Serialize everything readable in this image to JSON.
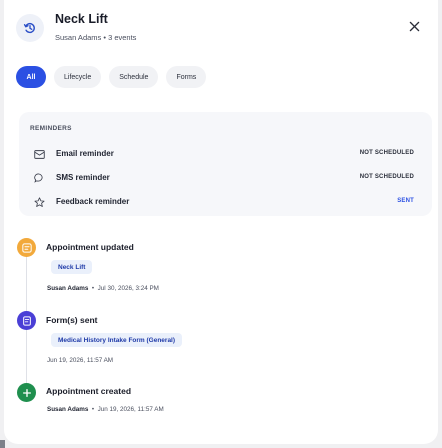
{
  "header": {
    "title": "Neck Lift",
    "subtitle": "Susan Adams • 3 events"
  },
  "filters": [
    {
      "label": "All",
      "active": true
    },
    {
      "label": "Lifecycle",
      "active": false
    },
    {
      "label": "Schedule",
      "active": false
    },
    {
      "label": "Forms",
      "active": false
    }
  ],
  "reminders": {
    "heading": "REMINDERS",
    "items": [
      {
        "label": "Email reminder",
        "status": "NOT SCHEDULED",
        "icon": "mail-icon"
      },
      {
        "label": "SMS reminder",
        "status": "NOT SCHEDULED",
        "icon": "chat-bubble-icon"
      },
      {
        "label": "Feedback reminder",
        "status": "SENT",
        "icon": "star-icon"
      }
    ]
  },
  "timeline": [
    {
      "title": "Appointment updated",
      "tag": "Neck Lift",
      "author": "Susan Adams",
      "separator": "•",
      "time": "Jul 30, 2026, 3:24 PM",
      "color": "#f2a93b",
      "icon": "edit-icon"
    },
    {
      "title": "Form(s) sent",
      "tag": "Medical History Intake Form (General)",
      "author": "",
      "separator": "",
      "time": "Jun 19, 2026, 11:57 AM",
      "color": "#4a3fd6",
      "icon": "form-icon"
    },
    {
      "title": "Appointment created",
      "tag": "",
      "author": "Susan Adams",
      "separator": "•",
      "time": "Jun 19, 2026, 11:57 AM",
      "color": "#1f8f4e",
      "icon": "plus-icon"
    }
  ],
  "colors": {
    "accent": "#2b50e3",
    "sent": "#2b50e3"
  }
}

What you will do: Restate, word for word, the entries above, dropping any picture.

Solution to the problem:
Serialize everything readable in this image to JSON.
{
  "header": {
    "title": "Neck Lift",
    "subtitle": "Susan Adams • 3 events"
  },
  "filters": [
    {
      "label": "All",
      "active": true
    },
    {
      "label": "Lifecycle",
      "active": false
    },
    {
      "label": "Schedule",
      "active": false
    },
    {
      "label": "Forms",
      "active": false
    }
  ],
  "reminders": {
    "heading": "REMINDERS",
    "items": [
      {
        "label": "Email reminder",
        "status": "NOT SCHEDULED",
        "icon": "mail-icon"
      },
      {
        "label": "SMS reminder",
        "status": "NOT SCHEDULED",
        "icon": "chat-bubble-icon"
      },
      {
        "label": "Feedback reminder",
        "status": "SENT",
        "icon": "star-icon"
      }
    ]
  },
  "timeline": [
    {
      "title": "Appointment updated",
      "tag": "Neck Lift",
      "author": "Susan Adams",
      "separator": "•",
      "time": "Jul 30, 2026, 3:24 PM",
      "color": "#f2a93b",
      "icon": "edit-icon"
    },
    {
      "title": "Form(s) sent",
      "tag": "Medical History Intake Form (General)",
      "author": "",
      "separator": "",
      "time": "Jun 19, 2026, 11:57 AM",
      "color": "#4a3fd6",
      "icon": "form-icon"
    },
    {
      "title": "Appointment created",
      "tag": "",
      "author": "Susan Adams",
      "separator": "•",
      "time": "Jun 19, 2026, 11:57 AM",
      "color": "#1f8f4e",
      "icon": "plus-icon"
    }
  ],
  "colors": {
    "accent": "#2b50e3",
    "sent": "#2b50e3"
  }
}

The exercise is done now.